    Video

    Video Experts: Very Few Killed in US Gun Violence Are Victims of Mass Shootings

    The deadly shooting at a Florida nightclub has reignited the debate in the U.S. over gun control. Although Congress doesn't provide government health agencies funds to study gun violence, public health experts say private research has helped them learn some things about the issue. VOA's Carol Pearson reports.
    Video

    Video Trump Unleashes Broadside Against Clinton to Try to Ease GOP Doubts

    Recent public opinion polls show Republican Donald Trump slipping behind Democrat Hillary Clinton in the presidential election matchup for November. Trump trails her both in fundraising and campaign organization, but he's intensifying his attacks on the former secretary of state. VOA National Correspondent Jim Malone reports.
    Video

    Video Muslim American Mayor Calls for Tolerance

    Syrian-born Mohamed Khairullah describes himself as "an American mayor who happens to be Muslim." As the three-term mayor of Prospect Park, New Jersey, he believes his town of 6,000 is an example of how ethnicity and religious beliefs should not determine a community's leadership. Ramon Taylor has this report from Prospect Park.
    Video

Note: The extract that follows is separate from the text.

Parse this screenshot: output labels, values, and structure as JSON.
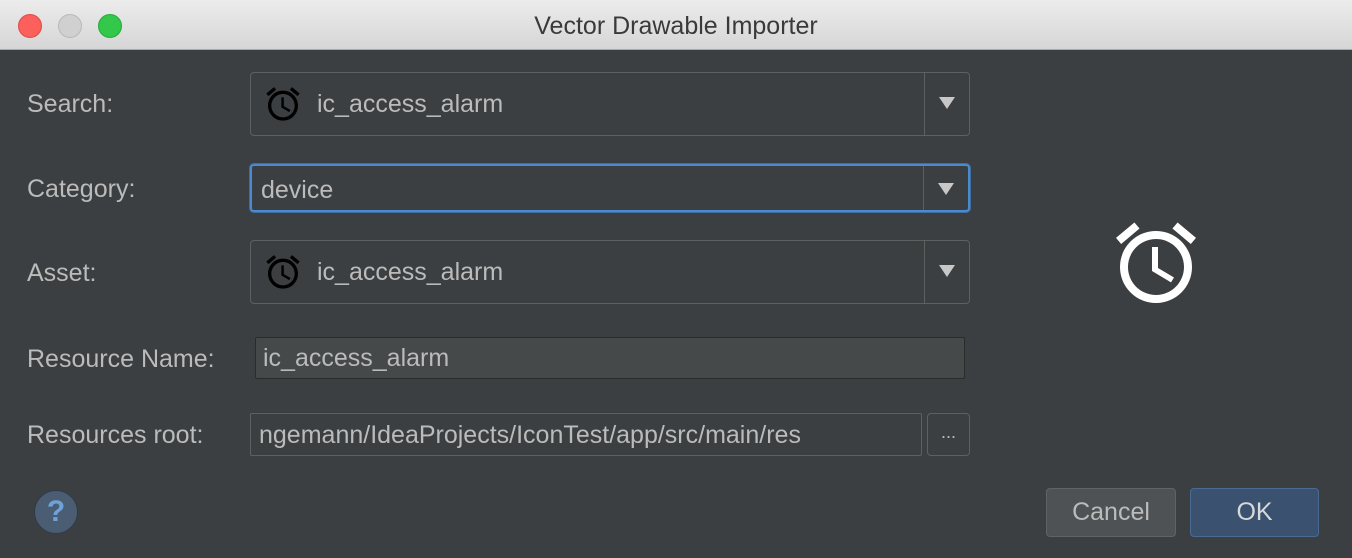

    Video Internal Rifts Over Syria Policy Could Be Headache for Next US President

    With the Obama administration showing little outward enthusiasm for adopting a more robust Syria policy, there is a strong likelihood that the internal discontent expressed by State Department employees will roll over to the next administration. VOA State Department correspondent Pam Dockins reports.
    Video

    Video Senegal to Park Colorful ‘Cars Rapide’ Permanently

    Brightly painted cars rapide are a hallmark of Dakar, offering residents a cheap way to get around the capital city since 1976. But the privately owned minibuses are scheduled to be parked for good in late 2018, as Ricci Shryock reports for VOA.
    Video

    Video Florida Gets $1 Million in Emergency Government Funding for Orlando

    The U.S. government has granted $1 million in emergency funding to the state of Florida to cover the costs linked to the June 12 massacre in Orlando. U.S. Attorney General Loretta Lynch announced the grant Tuesday in Orlando, where she met with survivors of the shooting attack that killed 49 people. Zlatica Hoke reports.
    Video

    Video How to Print Impossible Shapes with Metal

    3-D printing with metals is rapidly becoming more advanced. As printers become more affordable, the industry is partnering with universities to refine processes for manufacturing previously impossible things. A new 3-D printing lab aims to bring the new technology closer to everyday use. VOA's George Putic reports.
    Video

    Video Big Somali Community in Minnesota Observes Muslim Religious Feast

    Ramadan is widely observed in the north central US state of Minnesota, which a large Muslim community calls home. VOA Somali service reporter Mohmud Masadde files this report from Minneapolis, the state's biggest city.

    Special Report

    Adrift The Invisible African Diaspora